Wednesday, July 10, 2013
Review: Pale Horses by Jassy Mackenzie
Reviewed by Laura Root.
(Read more of Laura's reviews for Euro Crime here.)
PALE HORSES is the fourth in Jassy Mackenzie's series of thrillers featuring Jade de Jong, South African PI. The book opens in an upscale cafe in Sandton, a very wealthy suburb of Johannesburg. Jade is still traumatised by events that took place in earlier novels in the series, but is persuaded to take on a case brought to her by the geeky millionaire trader Victor Theron. Theron has recently lost a friend, Sonet Meintjies in a suspicious extreme sports incident - Theron and Sonet were basejumpers, illicitly taking parachute jumps from high buildings without the owners' permission. Despite Theron checking Sonet's parachute for her before the jump, for some reason Sonet's parachute didn't function, resulting in her death. Theron is keen to avoid involvement and bad publicity in any homicide investigation resulting from the incident and hires Jade to uncover the truth about this incident.
Jade investigates the accident scene, and Sonet's personal and professional life, to uncover the truth. Sonet worked for a charity, Williams Management, that helps small rural communities set up sustainable crop farms. One of these farms included that formerly owned by her ex-husband, the embittered Van Schalkwyk, in Theunisvlei, subject of a successful land claim by the Siyabonga tribe. Jade's search for the truth leads her from Johannesburg to the depths of the Karoo. In the meantime, we see events through the eyes of Mrs Kumalo, widow of a man who worked on the farm at Theunisvlei, who took a job as housekeeper/chef for a wealthy Johannesberg man, but is being forced to act as driver for a shady criminal.
Jade is a reasonably sympathetic heroine, resourceful and with a strong sense of justice, if somewhat prone to impatience with those who get in the way of her investigation.
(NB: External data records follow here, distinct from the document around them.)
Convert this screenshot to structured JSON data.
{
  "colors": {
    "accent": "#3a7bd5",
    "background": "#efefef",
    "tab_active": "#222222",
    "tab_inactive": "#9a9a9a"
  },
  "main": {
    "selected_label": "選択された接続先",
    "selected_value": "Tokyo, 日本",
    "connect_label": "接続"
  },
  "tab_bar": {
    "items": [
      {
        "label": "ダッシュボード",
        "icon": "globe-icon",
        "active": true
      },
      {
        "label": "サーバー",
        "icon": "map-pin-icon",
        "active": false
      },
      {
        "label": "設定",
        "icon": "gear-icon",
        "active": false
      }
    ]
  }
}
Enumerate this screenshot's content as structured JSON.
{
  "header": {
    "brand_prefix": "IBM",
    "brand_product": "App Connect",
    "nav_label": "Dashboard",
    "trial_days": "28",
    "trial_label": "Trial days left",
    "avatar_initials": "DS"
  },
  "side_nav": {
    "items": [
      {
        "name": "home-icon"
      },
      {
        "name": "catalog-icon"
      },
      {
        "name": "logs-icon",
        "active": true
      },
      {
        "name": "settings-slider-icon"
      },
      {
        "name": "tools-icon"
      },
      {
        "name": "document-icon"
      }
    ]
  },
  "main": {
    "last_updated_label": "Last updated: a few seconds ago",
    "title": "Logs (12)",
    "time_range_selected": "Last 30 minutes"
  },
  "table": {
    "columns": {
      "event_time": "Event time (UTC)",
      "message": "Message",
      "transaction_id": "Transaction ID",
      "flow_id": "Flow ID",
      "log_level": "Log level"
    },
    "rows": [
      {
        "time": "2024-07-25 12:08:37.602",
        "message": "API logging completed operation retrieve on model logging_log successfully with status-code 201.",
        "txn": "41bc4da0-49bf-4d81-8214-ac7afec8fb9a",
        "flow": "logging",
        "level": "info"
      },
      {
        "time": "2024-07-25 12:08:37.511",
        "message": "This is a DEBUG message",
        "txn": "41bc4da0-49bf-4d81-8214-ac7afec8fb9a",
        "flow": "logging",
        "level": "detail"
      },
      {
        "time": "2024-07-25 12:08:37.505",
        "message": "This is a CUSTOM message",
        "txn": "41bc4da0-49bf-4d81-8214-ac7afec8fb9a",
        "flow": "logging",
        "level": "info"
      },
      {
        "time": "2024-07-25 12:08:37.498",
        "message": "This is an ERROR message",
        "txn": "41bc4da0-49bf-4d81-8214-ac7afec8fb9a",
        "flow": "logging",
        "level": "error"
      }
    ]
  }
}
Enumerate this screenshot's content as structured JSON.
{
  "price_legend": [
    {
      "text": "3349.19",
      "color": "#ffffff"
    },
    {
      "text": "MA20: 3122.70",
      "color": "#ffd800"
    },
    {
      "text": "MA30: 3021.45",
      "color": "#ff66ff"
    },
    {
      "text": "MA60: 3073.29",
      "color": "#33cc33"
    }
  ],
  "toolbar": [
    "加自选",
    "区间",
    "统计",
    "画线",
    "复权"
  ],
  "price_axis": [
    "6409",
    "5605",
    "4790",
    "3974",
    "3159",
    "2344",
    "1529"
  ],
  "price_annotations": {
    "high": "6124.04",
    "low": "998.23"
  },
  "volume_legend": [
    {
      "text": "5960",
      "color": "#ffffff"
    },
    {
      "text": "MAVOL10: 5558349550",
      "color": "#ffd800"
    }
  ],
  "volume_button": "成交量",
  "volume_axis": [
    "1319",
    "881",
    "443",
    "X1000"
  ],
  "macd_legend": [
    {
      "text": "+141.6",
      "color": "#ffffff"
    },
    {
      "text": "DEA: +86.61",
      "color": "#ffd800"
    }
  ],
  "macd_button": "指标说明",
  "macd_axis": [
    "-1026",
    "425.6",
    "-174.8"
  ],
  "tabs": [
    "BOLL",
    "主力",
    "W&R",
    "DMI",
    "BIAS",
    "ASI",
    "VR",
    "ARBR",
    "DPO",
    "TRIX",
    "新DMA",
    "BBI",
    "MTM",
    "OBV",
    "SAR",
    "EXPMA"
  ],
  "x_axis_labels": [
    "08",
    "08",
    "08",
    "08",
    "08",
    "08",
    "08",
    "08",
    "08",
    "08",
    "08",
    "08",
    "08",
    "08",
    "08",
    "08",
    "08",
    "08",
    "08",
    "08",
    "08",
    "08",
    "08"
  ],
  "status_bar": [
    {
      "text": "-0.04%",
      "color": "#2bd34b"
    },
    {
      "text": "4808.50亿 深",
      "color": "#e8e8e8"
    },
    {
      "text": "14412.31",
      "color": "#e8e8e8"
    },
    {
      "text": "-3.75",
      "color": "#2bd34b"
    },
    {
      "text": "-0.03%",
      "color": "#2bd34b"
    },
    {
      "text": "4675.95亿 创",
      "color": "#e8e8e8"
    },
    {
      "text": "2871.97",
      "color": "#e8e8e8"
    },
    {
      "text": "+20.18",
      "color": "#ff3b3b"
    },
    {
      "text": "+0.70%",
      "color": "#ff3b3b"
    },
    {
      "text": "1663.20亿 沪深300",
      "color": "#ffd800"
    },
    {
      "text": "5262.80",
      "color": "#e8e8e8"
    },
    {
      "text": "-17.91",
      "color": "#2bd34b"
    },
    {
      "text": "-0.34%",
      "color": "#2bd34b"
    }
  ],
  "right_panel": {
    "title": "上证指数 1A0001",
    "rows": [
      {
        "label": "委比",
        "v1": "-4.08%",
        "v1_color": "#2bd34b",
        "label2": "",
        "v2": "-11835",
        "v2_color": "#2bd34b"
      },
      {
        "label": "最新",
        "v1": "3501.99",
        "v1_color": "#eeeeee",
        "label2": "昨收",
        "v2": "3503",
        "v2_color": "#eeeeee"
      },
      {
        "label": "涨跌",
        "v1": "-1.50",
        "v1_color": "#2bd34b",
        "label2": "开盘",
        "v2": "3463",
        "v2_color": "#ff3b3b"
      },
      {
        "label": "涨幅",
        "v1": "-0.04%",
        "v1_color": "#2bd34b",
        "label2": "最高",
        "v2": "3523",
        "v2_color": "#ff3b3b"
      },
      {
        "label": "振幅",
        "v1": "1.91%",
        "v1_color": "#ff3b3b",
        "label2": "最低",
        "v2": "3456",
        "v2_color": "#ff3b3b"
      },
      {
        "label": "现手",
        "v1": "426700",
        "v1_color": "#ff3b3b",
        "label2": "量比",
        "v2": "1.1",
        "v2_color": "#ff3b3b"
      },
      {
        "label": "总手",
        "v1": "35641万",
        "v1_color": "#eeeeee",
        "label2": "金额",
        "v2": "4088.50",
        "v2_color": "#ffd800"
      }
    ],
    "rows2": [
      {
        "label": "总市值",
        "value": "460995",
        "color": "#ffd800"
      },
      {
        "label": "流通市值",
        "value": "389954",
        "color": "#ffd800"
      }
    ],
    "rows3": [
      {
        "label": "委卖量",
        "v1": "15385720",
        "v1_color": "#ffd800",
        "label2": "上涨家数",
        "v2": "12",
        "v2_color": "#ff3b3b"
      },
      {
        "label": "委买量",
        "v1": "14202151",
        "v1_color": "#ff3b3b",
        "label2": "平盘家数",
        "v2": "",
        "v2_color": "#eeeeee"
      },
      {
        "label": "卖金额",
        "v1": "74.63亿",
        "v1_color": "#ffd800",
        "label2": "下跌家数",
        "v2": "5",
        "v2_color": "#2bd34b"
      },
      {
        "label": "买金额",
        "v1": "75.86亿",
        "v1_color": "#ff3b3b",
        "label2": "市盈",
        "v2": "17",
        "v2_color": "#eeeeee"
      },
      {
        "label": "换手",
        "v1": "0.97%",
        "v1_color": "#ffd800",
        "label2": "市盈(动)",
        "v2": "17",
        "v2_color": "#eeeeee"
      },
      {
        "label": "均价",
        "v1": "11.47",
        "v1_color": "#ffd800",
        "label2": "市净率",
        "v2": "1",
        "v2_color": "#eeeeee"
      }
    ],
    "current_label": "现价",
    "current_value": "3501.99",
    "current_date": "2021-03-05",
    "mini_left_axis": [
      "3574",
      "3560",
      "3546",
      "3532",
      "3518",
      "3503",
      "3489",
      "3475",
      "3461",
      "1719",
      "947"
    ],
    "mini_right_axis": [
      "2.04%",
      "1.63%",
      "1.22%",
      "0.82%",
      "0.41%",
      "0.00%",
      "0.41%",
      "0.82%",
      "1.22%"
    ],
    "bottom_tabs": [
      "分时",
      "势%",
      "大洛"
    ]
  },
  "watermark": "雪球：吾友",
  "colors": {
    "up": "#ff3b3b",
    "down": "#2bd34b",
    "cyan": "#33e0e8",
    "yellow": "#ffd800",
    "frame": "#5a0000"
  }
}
Despite the deceptively gentle start, in the cafes and luxury tower blocks of Sandton, this book shows the danger and violence of carrying out investigative work in South Africa, and provides an interesting view of contemporary issues in South Africa in the post-apartheid era, including the operation of agribusiness and GM multinationals. Jassy McKenzie doesn't stint from showing the violence of those who were responsible for Sonet's death, and from showing how Jade herself has to resort to violence to protect her life and that of innocent witnesses.
Jade's on-off relationship with Superintendent David Patel features in the latter half of the novel, and is the one slightly unsatisfactory note to this novel, particularly the subplot involving anonymous letters to Patel. It feels somewhat incongruous to have a romantic theme whilst Jade is dealing with all this violence around her, though admittedly the relationship is a useful plot device to allow Jade good police connections where necessary and to let us see a gentler side to Jade. Overall I found this a very enjoyable and surprisingly readable book, managing to be an intelligent pageturner. This book works well as a standalone, with the caveat that it does contain some significant potential spoilers about earlier books in the series.
Laura Root, July 2013